* Activity *
Search the records below for the string "nOcean", and report each line that contains it.

↓↓↓

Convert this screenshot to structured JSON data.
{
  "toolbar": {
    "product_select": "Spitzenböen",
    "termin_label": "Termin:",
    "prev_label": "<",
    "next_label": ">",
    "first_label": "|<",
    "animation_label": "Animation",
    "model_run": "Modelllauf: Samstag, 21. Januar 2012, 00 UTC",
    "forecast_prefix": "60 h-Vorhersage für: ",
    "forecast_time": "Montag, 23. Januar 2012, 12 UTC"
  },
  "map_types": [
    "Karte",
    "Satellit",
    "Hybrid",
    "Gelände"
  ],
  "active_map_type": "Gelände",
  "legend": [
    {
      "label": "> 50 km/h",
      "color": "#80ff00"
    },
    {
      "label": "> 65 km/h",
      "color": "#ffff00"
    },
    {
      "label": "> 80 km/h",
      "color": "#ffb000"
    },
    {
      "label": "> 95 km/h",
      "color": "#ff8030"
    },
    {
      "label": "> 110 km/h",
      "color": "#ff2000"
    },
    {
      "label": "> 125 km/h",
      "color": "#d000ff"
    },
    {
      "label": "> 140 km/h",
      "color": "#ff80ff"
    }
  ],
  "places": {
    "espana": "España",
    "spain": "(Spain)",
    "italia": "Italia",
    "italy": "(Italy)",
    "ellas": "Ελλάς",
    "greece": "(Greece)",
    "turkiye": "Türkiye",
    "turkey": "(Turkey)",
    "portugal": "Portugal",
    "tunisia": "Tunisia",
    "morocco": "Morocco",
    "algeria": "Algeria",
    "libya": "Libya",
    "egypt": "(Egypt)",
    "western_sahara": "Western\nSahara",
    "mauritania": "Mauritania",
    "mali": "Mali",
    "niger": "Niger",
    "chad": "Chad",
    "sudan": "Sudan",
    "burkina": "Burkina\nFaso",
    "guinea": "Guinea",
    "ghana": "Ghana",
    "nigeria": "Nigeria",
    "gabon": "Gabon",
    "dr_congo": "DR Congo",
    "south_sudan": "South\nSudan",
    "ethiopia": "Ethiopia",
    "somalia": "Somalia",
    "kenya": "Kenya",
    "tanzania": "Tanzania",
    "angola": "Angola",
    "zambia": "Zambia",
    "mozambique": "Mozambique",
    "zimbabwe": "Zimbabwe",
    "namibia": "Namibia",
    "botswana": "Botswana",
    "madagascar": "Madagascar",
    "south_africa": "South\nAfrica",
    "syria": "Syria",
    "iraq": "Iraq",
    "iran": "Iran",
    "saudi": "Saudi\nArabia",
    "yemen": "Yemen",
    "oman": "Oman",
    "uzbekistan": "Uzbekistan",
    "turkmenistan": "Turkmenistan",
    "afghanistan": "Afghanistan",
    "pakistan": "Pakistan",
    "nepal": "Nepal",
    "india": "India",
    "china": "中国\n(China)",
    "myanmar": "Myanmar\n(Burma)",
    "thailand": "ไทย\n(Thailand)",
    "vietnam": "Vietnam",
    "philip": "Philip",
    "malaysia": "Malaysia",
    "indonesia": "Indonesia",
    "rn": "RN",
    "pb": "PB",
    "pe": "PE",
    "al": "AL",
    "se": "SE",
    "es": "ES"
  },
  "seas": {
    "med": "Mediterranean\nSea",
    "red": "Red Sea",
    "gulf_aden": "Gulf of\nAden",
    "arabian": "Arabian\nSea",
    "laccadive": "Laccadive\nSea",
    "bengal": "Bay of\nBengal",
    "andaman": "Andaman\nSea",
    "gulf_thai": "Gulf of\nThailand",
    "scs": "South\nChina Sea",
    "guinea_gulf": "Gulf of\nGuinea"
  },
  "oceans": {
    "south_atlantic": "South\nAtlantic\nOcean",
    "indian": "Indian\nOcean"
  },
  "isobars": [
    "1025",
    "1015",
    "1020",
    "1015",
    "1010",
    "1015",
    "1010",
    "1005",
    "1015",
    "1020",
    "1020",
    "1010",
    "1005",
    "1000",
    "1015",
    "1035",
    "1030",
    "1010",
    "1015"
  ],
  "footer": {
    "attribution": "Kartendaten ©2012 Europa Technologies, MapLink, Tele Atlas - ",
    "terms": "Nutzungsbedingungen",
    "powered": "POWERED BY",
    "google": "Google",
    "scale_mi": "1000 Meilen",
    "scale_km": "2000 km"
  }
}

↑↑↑

* Answer section *
    "south_atlantic": "South\nAtlantic\nOcean",
    "indian": "Indian\nOcean"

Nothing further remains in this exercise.